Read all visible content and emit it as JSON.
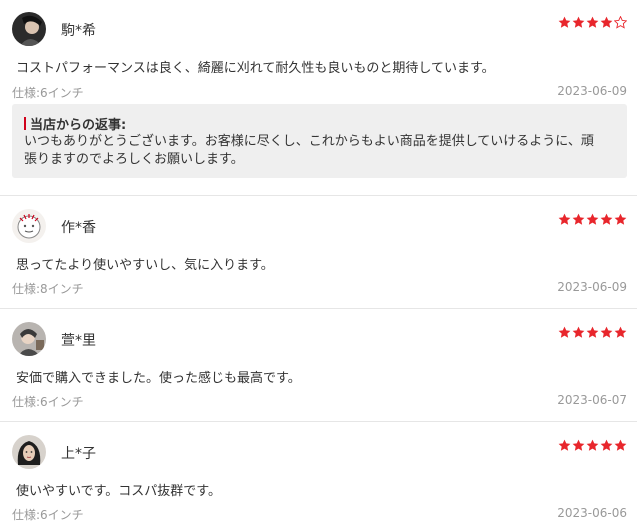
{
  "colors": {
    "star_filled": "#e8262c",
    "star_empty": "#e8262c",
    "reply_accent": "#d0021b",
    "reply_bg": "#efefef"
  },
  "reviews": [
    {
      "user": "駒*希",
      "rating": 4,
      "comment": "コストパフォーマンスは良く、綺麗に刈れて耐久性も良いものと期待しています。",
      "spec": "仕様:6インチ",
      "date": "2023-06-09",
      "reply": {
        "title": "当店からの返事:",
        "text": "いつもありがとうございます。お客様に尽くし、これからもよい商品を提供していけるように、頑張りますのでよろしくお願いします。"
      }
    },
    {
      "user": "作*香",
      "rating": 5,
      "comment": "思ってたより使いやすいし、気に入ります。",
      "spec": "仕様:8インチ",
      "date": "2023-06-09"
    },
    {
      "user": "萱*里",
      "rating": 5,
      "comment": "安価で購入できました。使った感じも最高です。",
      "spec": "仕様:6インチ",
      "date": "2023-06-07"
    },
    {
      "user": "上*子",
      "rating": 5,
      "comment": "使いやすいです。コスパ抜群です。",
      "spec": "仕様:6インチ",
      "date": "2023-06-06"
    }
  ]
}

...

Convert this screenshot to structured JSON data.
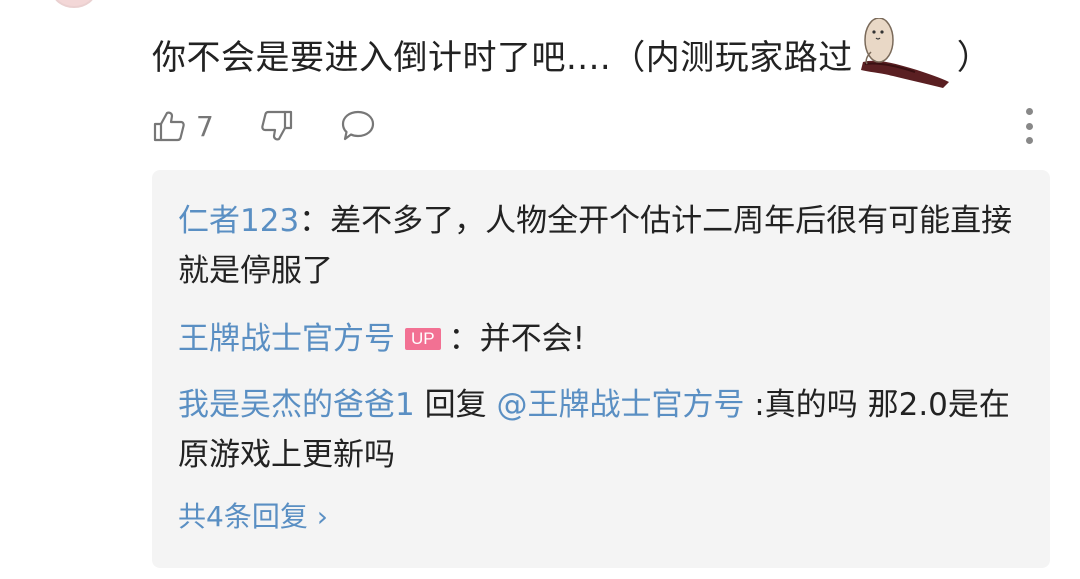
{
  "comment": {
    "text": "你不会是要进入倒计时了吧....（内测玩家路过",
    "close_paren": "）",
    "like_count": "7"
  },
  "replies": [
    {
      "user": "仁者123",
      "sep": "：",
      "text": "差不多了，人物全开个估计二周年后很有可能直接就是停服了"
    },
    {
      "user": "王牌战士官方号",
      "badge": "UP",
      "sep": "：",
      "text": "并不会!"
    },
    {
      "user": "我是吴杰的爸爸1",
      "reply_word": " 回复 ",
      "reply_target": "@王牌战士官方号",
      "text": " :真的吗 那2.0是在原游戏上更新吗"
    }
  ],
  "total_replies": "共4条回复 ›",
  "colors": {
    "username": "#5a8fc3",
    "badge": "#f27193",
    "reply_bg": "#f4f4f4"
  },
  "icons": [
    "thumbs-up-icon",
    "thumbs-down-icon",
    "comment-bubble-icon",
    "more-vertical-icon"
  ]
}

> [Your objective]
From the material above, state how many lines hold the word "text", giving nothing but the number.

> [Exercise result]
5